Landslide cuts water supplies to 30,000 in north Kerry
UP TO 30,000 people in north Kerry will be without a water supply from today after a landslide of elevated blanket bog in the Stacks Mountains polluted water courses and threatened reservoirs.
The slow slide, which began on Friday afternoon, came to a stop late on Saturday night, reaching over two kilometres in length and up to 55m wide in places. As a result, one house was cut off while the mud came within feet of another. It swept away at least one bridge, blocked a number of minor roads, covered a river and knocked telephone poles.
The mud seeped into north Kerry's most important water sources as well as angling rivers the Smearlagh and the Feale.
Boil-water notices were issued to a number of villages yesterday and Kerry County Council said supplies could be affected for some time.
Anglers expressed dismay at the pollution of the rivers Feale and Smearlagh, and Sinn Féin TD Martin Ferris has called for a "thorough investigation into the causes" of the slide.
Wildlife, including the protected hen harrier, as well as frogs and hares, are likely to have been affected.
The Stacks area has been designated for wind farm development and locals had claimed there was a risk of landslides in objections to a wind farm which is under construction. They said yesterday their concerns should have been addressed by the planning authorities.
Tom Harrington, one of those to refer to the danger of landslide in a multiparty appeal to An Bord Pleanála, said while heavy rainfall may have been a factor, locals were in no doubt "the cause of this disaster" was the digging of the road and other work to serve the windfarm on Ballincollig Hill last week.
In his report on the project in 2004, An Bord Pleanála inspector Paul Caprani also expressed concern about the potential for a landslide. "The soil and subsoil conditions comprise of peat underlain with clay. The interface of such permeable and impermeable soils could in my opinion, under certain conditions, possibly be conducive to large-scale soil movement," he said.

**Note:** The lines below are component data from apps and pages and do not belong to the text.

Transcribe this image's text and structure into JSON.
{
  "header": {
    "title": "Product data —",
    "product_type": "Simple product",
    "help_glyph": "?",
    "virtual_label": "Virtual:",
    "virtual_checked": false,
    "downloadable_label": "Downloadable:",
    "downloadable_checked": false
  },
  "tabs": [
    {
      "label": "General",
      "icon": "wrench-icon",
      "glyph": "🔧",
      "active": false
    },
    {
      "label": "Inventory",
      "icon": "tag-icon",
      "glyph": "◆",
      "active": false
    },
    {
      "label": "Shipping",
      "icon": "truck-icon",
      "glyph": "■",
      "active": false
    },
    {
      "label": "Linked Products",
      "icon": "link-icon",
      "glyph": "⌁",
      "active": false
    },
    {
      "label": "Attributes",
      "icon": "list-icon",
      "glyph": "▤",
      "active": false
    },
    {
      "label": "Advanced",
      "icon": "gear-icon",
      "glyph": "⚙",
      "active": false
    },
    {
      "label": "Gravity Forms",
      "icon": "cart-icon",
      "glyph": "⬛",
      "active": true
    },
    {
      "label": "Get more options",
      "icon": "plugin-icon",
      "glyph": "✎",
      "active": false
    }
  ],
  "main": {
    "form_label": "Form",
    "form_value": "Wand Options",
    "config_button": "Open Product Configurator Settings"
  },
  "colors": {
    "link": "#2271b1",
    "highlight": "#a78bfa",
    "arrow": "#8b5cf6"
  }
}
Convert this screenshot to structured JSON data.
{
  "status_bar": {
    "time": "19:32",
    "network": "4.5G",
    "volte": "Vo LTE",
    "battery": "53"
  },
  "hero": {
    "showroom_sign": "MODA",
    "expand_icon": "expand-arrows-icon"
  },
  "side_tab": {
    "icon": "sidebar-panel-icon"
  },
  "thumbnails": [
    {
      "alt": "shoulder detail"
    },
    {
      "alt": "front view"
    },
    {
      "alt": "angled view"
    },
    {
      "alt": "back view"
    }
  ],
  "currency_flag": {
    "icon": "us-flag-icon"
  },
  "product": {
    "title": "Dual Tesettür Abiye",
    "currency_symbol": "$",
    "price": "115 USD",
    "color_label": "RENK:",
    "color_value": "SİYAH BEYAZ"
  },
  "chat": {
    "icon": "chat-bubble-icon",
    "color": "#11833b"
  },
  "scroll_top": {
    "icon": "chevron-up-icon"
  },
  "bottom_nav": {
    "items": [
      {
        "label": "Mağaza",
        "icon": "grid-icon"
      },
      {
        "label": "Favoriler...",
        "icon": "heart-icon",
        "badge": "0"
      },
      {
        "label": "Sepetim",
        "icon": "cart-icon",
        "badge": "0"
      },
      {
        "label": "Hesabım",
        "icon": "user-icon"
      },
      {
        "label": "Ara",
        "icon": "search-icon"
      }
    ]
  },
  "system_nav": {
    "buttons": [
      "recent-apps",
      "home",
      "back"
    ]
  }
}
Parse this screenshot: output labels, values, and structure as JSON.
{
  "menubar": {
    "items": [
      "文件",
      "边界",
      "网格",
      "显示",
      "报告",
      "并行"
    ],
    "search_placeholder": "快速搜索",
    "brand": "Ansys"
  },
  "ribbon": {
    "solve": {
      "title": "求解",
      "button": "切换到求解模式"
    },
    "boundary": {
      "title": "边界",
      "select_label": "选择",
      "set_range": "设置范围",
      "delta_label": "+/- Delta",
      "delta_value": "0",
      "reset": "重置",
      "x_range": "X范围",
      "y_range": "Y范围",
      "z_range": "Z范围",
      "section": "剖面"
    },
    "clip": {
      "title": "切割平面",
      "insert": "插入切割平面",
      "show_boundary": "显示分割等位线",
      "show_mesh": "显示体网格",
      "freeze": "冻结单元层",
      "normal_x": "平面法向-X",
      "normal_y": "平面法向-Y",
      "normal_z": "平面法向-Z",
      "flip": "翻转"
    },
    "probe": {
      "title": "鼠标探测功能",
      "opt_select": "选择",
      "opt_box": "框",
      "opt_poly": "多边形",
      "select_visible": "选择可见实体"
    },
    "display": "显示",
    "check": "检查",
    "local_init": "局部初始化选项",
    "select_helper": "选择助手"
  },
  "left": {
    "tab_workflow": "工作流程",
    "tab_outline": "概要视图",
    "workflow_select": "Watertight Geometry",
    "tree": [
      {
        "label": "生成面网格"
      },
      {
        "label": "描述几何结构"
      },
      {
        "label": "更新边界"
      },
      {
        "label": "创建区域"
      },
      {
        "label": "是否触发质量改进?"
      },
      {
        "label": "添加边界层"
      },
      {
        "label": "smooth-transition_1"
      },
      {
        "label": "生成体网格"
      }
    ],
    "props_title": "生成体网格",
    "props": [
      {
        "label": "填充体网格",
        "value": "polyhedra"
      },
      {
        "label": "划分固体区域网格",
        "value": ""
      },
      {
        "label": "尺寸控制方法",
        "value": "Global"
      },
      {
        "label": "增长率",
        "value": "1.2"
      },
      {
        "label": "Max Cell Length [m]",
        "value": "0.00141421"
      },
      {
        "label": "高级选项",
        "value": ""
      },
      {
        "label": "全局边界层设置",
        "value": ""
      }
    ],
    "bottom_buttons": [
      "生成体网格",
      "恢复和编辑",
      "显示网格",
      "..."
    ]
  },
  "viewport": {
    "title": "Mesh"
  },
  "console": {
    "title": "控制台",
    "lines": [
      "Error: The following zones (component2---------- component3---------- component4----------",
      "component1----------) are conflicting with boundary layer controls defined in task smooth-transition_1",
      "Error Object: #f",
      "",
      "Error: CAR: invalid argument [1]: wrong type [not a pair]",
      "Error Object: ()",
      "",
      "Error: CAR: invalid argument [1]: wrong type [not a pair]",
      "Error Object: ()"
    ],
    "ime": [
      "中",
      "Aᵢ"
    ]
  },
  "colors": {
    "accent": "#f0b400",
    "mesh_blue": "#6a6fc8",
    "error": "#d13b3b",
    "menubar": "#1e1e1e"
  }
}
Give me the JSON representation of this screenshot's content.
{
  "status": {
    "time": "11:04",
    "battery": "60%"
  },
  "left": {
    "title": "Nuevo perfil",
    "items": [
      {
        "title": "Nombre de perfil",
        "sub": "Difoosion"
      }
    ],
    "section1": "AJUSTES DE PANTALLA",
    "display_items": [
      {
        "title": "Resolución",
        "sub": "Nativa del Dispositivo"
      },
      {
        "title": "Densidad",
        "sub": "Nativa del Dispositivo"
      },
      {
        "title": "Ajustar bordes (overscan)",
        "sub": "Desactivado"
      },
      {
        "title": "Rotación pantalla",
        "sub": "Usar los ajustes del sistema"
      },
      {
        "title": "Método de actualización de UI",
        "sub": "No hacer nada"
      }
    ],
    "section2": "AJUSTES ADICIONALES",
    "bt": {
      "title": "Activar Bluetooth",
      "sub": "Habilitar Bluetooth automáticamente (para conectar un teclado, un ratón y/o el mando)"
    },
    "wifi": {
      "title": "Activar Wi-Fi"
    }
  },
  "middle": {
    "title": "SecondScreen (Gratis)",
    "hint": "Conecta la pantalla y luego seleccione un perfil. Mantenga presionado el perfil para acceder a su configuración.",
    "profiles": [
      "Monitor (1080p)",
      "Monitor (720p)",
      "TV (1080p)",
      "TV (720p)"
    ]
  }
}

Security personnel at Lee Strand Co-Operative, the developer of the wind farm, said nobody would be available to comment until today. However, correspondence and reports show that the developer addressed issues raised by Kerry County Council and An Bord Pleanála before starting construction. Kerry County Council did not speculate on the cause of the landslide, but pointed to recent heavy rainfall as a factor. Senior executive engineer with the council Brian Sweeney said residents in Listowel, Tarbert, Ballybunion and a number of villages would be without a water supply from this morning.
The council took the decision yesterday to cut off supplies to the reservoirs supplying these areas after the rivers from which they source their water turned brown. The residue from the landslide was "vast" and the rain would probably continue to wash the soil and peat into the rivers, Mr Sweeney said.
The council would be using mobile units today, but it was impossible to say when water supplies would return, he added."It's not looking good at this time."
Paddy O'Sullivan, chairman of the Abbeyfeale Anglers Association and a former member of the Shannon Regional Fisheries Board, said after surveying the damage: "This is a lethal blow to the Feale, this is the worst kind of pollution."
Maghanknockane resident Denis Harris was among the first to witness the landslide when leaving his house around 4.30pm on Friday to attend a funeral.
He had gone about a quarter of a mile towards the bridge over the tributary of the river Smearlagh when he saw what looked like frost along the edge of the mountain.
"I looked across the way and I thought it was frost along the edge of the mountain but I knew it couldn't be frost."
There was no bridge to be seen and "and all I could see was the mountain had moved".
Mr Harris said. "It was a frightening experience," he said. A telephone pole was also carried away.
Mr Harris was forced to return home and spend the night on his own. There is access now to his house only through fields.